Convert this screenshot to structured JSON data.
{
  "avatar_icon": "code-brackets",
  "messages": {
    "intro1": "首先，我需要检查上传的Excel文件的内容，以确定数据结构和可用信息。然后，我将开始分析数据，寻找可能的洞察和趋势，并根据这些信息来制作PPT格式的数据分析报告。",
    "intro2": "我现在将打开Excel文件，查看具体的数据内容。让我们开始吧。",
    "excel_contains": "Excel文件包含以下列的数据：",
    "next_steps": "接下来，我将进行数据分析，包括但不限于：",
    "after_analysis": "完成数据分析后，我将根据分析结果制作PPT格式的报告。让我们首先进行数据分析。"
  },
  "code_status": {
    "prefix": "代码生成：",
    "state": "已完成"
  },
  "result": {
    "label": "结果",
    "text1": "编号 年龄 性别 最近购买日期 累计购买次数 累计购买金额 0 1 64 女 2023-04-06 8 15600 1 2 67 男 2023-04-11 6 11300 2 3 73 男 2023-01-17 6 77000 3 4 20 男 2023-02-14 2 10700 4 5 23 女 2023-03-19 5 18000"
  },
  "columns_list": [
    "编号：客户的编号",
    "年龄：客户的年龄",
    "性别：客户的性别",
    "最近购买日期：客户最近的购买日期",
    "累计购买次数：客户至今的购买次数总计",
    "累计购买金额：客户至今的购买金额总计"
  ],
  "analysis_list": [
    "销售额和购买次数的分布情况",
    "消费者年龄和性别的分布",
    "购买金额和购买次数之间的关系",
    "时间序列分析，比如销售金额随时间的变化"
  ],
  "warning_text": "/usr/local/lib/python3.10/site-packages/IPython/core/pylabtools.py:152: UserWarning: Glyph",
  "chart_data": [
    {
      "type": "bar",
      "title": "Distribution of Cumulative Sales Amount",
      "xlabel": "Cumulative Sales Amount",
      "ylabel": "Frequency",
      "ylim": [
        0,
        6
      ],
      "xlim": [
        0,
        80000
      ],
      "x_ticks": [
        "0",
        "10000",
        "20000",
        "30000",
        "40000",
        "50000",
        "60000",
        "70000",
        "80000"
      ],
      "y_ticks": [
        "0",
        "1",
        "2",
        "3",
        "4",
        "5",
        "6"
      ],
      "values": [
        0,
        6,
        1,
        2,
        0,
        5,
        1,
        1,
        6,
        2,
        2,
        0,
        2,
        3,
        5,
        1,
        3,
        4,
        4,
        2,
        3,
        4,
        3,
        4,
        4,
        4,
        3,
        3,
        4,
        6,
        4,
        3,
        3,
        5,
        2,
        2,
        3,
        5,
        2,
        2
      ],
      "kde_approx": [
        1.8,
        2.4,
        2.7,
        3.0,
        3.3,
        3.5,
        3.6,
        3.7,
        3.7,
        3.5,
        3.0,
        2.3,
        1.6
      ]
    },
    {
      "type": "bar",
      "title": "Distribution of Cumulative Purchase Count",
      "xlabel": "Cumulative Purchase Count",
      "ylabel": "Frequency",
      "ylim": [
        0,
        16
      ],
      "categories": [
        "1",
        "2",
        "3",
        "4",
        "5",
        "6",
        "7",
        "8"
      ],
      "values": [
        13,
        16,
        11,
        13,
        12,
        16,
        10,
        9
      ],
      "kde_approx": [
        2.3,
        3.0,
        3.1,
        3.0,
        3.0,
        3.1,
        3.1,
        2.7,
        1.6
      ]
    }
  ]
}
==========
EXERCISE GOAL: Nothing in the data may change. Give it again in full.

OUTPUT FOR THIS TASK:
Convert this screenshot to structured JSON data.
{
  "avatar_icon": "code-brackets",
  "messages": {
    "intro1": "首先，我需要检查上传的Excel文件的内容，以确定数据结构和可用信息。然后，我将开始分析数据，寻找可能的洞察和趋势，并根据这些信息来制作PPT格式的数据分析报告。",
    "intro2": "我现在将打开Excel文件，查看具体的数据内容。让我们开始吧。",
    "excel_contains": "Excel文件包含以下列的数据：",
    "next_steps": "接下来，我将进行数据分析，包括但不限于：",
    "after_analysis": "完成数据分析后，我将根据分析结果制作PPT格式的报告。让我们首先进行数据分析。"
  },
  "code_status": {
    "prefix": "代码生成：",
    "state": "已完成"
  },
  "result": {
    "label": "结果",
    "text1": "编号 年龄 性别 最近购买日期 累计购买次数 累计购买金额 0 1 64 女 2023-04-06 8 15600 1 2 67 男 2023-04-11 6 11300 2 3 73 男 2023-01-17 6 77000 3 4 20 男 2023-02-14 2 10700 4 5 23 女 2023-03-19 5 18000"
  },
  "columns_list": [
    "编号：客户的编号",
    "年龄：客户的年龄",
    "性别：客户的性别",
    "最近购买日期：客户最近的购买日期",
    "累计购买次数：客户至今的购买次数总计",
    "累计购买金额：客户至今的购买金额总计"
  ],
  "analysis_list": [
    "销售额和购买次数的分布情况",
    "消费者年龄和性别的分布",
    "购买金额和购买次数之间的关系",
    "时间序列分析，比如销售金额随时间的变化"
  ],
  "warning_text": "/usr/local/lib/python3.10/site-packages/IPython/core/pylabtools.py:152: UserWarning: Glyph",
  "chart_data": [
    {
      "type": "bar",
      "title": "Distribution of Cumulative Sales Amount",
      "xlabel": "Cumulative Sales Amount",
      "ylabel": "Frequency",
      "ylim": [
        0,
        6
      ],
      "xlim": [
        0,
        80000
      ],
      "x_ticks": [
        "0",
        "10000",
        "20000",
        "30000",
        "40000",
        "50000",
        "60000",
        "70000",
        "80000"
      ],
      "y_ticks": [
        "0",
        "1",
        "2",
        "3",
        "4",
        "5",
        "6"
      ],
      "values": [
        0,
        6,
        1,
        2,
        0,
        5,
        1,
        1,
        6,
        2,
        2,
        0,
        2,
        3,
        5,
        1,
        3,
        4,
        4,
        2,
        3,
        4,
        3,
        4,
        4,
        4,
        3,
        3,
        4,
        6,
        4,
        3,
        3,
        5,
        2,
        2,
        3,
        5,
        2,
        2
      ],
      "kde_approx": [
        1.8,
        2.4,
        2.7,
        3.0,
        3.3,
        3.5,
        3.6,
        3.7,
        3.7,
        3.5,
        3.0,
        2.3,
        1.6
      ]
    },
    {
      "type": "bar",
      "title": "Distribution of Cumulative Purchase Count",
      "xlabel": "Cumulative Purchase Count",
      "ylabel": "Frequency",
      "ylim": [
        0,
        16
      ],
      "categories": [
        "1",
        "2",
        "3",
        "4",
        "5",
        "6",
        "7",
        "8"
      ],
      "values": [
        13,
        16,
        11,
        13,
        12,
        16,
        10,
        9
      ],
      "kde_approx": [
        2.3,
        3.0,
        3.1,
        3.0,
        3.0,
        3.1,
        3.1,
        2.7,
        1.6
      ]
    }
  ]
}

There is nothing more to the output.